  Eligibility

Ages Eligible for Study:   18 Years to 80 Years   (Adult, Senior)
Genders Eligible for Study:   All
Accepts Healthy Volunteers:   No
Criteria

Inclusion Criteria:

  • Admission for Chronic Obstructive Pulmonary Disease (COPD) exacerbation.
  • Treatment with pharmacological doses of glucocorticoids (GCs) ≥10 mg of prednisone or its equivalent if they are not on maintenance dose of GCs in the outpatient settings.
  • Treatment with pharmacological doses of GCs ≥10 mg of prednisone or its equivalent above their maintenance dose of GCs in the outpatient settings.
  • Have either a previous diagnosis of diabetes mellitus which has been treated with diet or medications, hemoglobin A1c ≥6.5%, or confirmed inpatient hyperglycemia defined as a fasting laboratory glucose or finger stick reading ≥126 mg/dL or random glucose reading ≥200 mg/dL on two or more determinations.

Exclusion Criteria:

Unwilling to sign informed consent.

  Contacts and Locations
Choosing to participate in a study is an important personal decision.
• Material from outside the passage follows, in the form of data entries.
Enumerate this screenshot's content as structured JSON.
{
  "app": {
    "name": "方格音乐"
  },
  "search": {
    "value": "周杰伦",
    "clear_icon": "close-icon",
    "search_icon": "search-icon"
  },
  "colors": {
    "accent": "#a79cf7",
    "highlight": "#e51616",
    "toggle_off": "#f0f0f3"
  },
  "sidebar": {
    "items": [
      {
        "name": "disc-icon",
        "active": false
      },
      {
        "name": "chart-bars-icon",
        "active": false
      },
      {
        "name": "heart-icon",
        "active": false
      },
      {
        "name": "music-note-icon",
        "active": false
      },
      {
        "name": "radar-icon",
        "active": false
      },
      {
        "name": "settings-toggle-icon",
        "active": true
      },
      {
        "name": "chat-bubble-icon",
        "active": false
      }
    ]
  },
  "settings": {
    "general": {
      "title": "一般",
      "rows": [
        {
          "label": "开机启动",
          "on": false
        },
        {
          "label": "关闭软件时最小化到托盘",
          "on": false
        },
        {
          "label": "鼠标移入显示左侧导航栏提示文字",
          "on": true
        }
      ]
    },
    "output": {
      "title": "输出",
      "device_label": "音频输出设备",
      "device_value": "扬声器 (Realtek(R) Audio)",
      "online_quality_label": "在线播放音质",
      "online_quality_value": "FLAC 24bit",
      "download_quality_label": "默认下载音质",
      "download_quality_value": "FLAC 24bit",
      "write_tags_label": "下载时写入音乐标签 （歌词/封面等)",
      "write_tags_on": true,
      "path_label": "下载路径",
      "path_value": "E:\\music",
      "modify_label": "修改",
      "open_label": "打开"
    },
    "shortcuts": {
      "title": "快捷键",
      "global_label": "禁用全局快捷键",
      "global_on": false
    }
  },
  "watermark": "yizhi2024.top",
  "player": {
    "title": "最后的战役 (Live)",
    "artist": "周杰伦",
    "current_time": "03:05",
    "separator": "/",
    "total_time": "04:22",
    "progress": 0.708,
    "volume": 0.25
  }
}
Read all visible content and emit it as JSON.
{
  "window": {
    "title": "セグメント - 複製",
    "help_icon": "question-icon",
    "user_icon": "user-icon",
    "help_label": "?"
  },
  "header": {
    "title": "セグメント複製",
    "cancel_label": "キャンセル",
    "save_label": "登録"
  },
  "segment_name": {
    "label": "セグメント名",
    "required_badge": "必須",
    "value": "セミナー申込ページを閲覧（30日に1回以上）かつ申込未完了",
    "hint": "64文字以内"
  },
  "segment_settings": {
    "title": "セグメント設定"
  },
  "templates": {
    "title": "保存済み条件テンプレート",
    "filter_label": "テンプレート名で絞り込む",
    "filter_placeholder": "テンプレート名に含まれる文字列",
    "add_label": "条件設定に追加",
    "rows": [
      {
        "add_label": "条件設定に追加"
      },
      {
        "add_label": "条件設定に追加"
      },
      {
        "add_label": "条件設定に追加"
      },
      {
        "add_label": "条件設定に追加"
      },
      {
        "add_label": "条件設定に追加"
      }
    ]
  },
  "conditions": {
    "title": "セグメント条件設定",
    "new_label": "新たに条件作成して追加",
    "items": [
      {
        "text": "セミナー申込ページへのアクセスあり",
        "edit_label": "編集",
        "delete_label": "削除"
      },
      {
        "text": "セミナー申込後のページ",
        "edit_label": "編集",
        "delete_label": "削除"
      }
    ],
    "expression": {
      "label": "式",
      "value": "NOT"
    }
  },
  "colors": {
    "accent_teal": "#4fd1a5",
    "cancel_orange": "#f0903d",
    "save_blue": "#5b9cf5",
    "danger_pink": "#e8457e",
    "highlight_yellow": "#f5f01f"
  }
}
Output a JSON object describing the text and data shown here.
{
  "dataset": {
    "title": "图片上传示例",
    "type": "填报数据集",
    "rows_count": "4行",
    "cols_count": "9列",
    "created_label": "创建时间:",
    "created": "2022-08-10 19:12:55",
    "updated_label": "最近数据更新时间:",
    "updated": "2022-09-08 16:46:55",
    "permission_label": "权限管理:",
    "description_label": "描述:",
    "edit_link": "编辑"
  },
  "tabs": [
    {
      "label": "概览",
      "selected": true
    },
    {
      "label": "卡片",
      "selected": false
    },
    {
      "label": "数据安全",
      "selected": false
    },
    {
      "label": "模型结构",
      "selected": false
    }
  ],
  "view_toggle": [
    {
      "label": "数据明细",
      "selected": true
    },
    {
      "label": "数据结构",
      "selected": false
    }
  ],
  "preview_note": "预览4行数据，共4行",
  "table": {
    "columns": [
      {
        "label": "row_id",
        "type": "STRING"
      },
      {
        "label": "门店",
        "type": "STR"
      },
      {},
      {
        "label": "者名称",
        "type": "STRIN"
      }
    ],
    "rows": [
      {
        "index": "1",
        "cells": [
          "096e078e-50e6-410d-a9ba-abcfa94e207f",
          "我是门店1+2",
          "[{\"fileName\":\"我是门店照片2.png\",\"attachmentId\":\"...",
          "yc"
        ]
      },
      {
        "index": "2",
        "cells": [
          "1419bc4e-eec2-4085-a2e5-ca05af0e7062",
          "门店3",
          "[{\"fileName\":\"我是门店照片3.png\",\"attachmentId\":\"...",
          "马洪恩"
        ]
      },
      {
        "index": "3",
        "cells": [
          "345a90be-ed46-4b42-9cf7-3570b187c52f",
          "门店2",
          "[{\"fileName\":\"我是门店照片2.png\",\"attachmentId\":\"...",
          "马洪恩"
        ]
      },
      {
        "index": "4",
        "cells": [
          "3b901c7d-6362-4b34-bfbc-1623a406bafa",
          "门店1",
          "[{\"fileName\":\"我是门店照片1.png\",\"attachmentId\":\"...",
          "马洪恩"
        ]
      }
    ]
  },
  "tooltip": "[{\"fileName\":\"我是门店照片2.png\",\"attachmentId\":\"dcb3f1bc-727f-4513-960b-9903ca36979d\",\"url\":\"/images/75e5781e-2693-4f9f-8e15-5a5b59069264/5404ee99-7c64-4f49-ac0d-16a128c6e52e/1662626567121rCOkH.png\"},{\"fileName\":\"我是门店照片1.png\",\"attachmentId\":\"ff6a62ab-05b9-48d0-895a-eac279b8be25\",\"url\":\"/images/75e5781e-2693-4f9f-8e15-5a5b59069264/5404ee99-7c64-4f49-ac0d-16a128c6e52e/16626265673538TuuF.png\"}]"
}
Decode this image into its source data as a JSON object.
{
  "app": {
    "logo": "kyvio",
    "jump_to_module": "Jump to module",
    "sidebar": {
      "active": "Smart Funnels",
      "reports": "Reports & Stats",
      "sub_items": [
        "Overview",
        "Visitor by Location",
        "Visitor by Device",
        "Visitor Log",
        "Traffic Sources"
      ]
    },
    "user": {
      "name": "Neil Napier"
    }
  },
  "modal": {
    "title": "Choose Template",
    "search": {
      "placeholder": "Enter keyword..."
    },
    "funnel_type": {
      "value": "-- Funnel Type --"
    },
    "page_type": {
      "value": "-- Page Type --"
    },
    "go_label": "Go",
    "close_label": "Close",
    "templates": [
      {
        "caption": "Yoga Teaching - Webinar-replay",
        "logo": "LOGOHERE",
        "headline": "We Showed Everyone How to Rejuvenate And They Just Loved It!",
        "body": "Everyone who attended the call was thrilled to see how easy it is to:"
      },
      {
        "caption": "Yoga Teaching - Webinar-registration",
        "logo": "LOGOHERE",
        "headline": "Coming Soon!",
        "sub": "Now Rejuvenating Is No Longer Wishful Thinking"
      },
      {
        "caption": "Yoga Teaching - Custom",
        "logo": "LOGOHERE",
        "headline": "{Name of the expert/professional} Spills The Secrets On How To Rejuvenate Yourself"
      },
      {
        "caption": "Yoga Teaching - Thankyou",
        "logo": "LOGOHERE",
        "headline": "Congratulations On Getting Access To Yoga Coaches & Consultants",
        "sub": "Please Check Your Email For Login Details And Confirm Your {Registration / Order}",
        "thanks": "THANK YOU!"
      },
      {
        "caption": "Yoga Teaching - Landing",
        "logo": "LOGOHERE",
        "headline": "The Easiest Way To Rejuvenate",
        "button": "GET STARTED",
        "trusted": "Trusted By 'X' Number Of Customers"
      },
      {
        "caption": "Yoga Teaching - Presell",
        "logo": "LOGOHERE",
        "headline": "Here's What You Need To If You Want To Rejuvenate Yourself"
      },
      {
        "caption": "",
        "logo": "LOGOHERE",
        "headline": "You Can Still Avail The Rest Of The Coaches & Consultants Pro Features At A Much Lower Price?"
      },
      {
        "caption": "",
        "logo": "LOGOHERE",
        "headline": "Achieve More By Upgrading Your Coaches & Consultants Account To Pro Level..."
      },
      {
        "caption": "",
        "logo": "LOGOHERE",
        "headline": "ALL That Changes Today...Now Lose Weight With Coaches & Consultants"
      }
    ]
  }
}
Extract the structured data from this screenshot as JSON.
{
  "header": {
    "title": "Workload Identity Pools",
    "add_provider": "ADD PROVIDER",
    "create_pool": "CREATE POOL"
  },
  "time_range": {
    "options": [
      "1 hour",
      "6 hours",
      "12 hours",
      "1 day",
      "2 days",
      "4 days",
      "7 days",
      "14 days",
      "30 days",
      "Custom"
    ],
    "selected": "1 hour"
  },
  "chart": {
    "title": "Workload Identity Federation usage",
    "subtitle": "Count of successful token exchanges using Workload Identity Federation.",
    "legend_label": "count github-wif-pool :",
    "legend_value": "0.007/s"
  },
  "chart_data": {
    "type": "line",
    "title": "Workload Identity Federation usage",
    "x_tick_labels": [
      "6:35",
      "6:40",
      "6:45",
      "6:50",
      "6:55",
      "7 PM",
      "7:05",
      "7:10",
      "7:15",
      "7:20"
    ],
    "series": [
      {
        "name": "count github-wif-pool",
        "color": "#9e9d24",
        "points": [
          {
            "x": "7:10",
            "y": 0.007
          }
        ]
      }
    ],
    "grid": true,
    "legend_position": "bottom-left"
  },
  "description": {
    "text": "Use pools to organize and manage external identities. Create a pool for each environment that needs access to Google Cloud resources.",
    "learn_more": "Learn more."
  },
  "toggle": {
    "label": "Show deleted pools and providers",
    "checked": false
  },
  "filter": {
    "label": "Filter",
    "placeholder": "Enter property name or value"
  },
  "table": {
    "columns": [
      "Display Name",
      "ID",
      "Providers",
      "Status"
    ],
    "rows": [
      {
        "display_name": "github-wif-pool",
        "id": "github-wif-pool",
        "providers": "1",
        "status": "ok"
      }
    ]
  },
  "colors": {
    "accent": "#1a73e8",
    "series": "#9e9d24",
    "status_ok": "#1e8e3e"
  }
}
Talk with your doctor and family members or friends about deciding to join a study. To learn more about this study, you or your doctor may contact the study research staff using the Contacts provided below. For general information, see Learn About Clinical Studies.

Please refer to this study by its ClinicalTrials.gov identifier: NCT01810952

Locations
United States, Texas
St. Luke's Episcopal Hospital
Houston, Texas, United States, 77030
Sponsors and Collaborators
Baylor College of Medicine
Investigators
Principal Investigator: Glenn R Cunningham, MD Baylor College of Medicine
  More Information

Publications:
Responsible Party: Glenn R. Cunningham, Professor of Medicine and Molecular & Cellular Biology, Baylor College of Medicine
ClinicalTrials.gov Identifier: NCT01810952     History of Changes
Other Study ID Numbers: H-27172 
Study First Received: March 11, 2013
Results First Received: July 20, 2016
Last Updated: November 10, 2016
Health Authority: United States: Institutional Review Board
Individual Participant Data  
Plan to Share IPD: No

Keywords provided by Baylor College of Medicine:
glucocorticoids
hyperglycemia
diabetes mellitus

Additional relevant MeSH terms:
Diabetes Mellitus
Hyperglycemia
Glucose Metabolism Disorders
Metabolic Diseases
Endocrine System Diseases
Insulin, Globin Zinc
Isophane insulin, beef
Insulin
Insulin Glargine
Insulin, Isophane
Isophane Insulin, Human
Insulin Lispro
Prednisone
Glucocorticoids
Hypoglycemic Agents
Physiological Effects of Drugs
Anti-Inflammatory Agents
Hormones
Hormones, Hormone Substitutes, and Hormone Antagonists
Antineoplastic Agents, Hormonal
Antineoplastic Agents

ClinicalTrials.gov processed this record on January 17, 2017